I tried my new eyeliner, specifically because I wanted to try winged liner, but it was absolutely terrible. It barely showed up as a light gray on my eyes, no matter how hard I pressed or how many times I went over the line, so I went with my old trusty eyeliner. Unfortunately, I still couldn’t figure out how to do a wing. I tried following tutorial after tutorial, went through about 100 cotton swabs, and finally just decided a small, thin line would be best. 

The new mascara I bought was also a complete flop. I'd read that burgundy or dark red mascara can help make green eyes pop, but I absolutely hated it. Even after two coats, it barely covered my lashes, and the dark purple just came off as black. So I also used my old mascara – Maybelline Lash Sensational ($9) – which I’ve been using for years, and it worked way better. 

I finally finished putting everything on, but I had to immediately hop on my interview since the makeup had taken longer than I thought it would. Because of this, I couldn’t take photos until a couple hours later. However, it stayed almost exactly the same as when I first did it thanks to the setting powder!
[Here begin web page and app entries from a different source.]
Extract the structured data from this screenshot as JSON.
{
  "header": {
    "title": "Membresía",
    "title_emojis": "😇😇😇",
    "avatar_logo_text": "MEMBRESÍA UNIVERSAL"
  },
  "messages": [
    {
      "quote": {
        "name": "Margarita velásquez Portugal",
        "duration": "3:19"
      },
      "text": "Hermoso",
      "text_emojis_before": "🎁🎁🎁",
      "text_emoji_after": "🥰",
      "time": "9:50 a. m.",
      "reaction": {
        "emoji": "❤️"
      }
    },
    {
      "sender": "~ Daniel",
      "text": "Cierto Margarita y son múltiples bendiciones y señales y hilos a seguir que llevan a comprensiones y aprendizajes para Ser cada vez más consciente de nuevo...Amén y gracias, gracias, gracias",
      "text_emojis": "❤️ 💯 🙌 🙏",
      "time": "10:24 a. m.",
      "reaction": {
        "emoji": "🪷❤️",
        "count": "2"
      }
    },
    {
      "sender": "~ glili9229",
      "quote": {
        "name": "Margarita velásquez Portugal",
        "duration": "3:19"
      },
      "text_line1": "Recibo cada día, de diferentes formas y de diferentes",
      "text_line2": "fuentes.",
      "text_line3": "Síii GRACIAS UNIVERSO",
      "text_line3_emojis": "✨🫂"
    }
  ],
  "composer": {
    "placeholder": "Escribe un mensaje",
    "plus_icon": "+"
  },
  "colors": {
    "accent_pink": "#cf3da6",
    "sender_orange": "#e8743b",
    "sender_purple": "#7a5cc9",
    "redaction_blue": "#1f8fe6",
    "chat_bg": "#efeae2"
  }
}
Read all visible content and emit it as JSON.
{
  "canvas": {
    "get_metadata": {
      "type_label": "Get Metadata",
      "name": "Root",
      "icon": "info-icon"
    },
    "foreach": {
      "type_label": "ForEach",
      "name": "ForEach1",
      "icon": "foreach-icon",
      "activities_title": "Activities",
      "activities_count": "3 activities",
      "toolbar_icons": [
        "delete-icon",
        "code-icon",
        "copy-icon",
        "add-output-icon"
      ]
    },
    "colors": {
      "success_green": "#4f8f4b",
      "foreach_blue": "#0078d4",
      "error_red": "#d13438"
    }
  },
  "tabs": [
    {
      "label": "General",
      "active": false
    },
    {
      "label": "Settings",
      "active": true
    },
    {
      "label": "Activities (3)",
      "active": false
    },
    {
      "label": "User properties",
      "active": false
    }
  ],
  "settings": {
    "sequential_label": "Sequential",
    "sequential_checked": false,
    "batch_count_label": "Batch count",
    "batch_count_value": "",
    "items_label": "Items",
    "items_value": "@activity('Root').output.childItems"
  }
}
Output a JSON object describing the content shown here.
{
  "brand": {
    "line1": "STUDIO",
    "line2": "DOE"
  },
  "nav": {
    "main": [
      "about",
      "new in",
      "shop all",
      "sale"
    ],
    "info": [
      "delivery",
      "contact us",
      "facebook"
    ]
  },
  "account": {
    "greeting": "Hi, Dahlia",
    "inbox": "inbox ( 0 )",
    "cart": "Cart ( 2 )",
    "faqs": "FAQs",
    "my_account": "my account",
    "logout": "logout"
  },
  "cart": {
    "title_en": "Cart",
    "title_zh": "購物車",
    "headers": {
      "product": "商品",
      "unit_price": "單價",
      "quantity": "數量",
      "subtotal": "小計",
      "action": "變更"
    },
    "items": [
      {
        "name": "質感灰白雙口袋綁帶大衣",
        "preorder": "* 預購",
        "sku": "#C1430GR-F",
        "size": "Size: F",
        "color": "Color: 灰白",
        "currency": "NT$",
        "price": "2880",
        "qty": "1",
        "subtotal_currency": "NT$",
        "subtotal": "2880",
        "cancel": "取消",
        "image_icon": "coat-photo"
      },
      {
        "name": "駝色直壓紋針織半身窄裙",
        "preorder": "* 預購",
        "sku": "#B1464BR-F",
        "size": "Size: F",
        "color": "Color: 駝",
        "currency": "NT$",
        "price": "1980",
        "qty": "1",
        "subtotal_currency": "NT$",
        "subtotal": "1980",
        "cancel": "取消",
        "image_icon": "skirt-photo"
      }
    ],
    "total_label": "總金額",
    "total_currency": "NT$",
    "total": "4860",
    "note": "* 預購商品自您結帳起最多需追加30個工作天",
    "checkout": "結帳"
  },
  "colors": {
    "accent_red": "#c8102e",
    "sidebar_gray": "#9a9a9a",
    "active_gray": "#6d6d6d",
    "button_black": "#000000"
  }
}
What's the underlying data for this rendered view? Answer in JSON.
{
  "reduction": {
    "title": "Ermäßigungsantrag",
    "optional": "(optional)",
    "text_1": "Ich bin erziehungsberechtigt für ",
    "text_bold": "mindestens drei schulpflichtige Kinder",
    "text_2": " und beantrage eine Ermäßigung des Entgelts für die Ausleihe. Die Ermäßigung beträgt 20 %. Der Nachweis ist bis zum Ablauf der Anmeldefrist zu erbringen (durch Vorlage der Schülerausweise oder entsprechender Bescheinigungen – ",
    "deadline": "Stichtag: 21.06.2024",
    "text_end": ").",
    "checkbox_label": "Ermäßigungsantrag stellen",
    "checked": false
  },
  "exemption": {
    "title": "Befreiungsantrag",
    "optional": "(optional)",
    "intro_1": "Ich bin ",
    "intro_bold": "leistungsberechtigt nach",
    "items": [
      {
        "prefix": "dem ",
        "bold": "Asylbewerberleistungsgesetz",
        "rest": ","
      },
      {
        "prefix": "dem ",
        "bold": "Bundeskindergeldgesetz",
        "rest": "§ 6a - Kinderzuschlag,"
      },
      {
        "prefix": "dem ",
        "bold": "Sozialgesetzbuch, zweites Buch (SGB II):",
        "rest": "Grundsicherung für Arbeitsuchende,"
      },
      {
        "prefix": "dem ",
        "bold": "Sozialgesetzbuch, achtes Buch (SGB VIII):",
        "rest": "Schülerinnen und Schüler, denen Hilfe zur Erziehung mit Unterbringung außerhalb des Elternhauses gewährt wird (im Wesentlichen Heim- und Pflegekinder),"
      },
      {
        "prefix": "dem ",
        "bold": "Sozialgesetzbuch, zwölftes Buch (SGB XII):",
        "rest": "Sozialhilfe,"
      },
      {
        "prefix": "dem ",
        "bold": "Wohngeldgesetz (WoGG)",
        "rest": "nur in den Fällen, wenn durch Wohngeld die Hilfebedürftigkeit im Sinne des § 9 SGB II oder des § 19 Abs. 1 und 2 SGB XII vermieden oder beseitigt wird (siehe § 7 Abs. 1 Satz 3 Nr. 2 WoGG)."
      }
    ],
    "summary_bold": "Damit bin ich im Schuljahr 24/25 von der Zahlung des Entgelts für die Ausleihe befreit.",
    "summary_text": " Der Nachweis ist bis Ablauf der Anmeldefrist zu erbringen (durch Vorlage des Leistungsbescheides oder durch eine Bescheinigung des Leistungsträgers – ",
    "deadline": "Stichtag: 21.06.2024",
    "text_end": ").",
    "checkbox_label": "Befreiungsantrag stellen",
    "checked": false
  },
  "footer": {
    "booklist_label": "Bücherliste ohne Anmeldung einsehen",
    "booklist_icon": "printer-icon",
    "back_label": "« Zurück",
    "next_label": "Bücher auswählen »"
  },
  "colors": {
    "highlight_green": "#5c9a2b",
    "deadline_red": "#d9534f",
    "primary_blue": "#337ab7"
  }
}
Here are some ‘after’ photos in different lighting:

Photo after makeup pt 2 Original photo by Emily Jones

Photos of me after makeup Original photo by Emily Jones

I really liked the finished product. I’m not sure it was worth the stress, especially because even though my skin looked flawless on camera during my interview, it looked rather cakey and powdery in real life. I’m sure there's probably a way to prevent that, but it’s definitely not something I plan on doing on the daily.

Overall, I’ve learned two things. One: makeup is insanely hard, and not all products are created equal. I have loads of respect for people who can do this so flawlessly, especially given how expensive even the cheapest products are. Two: this is definitely something I can practice, and I look forward to improving. I'd like to work on a routine that’s less involved than a full face but more than a bare face, so maybe that'll be my next attempt!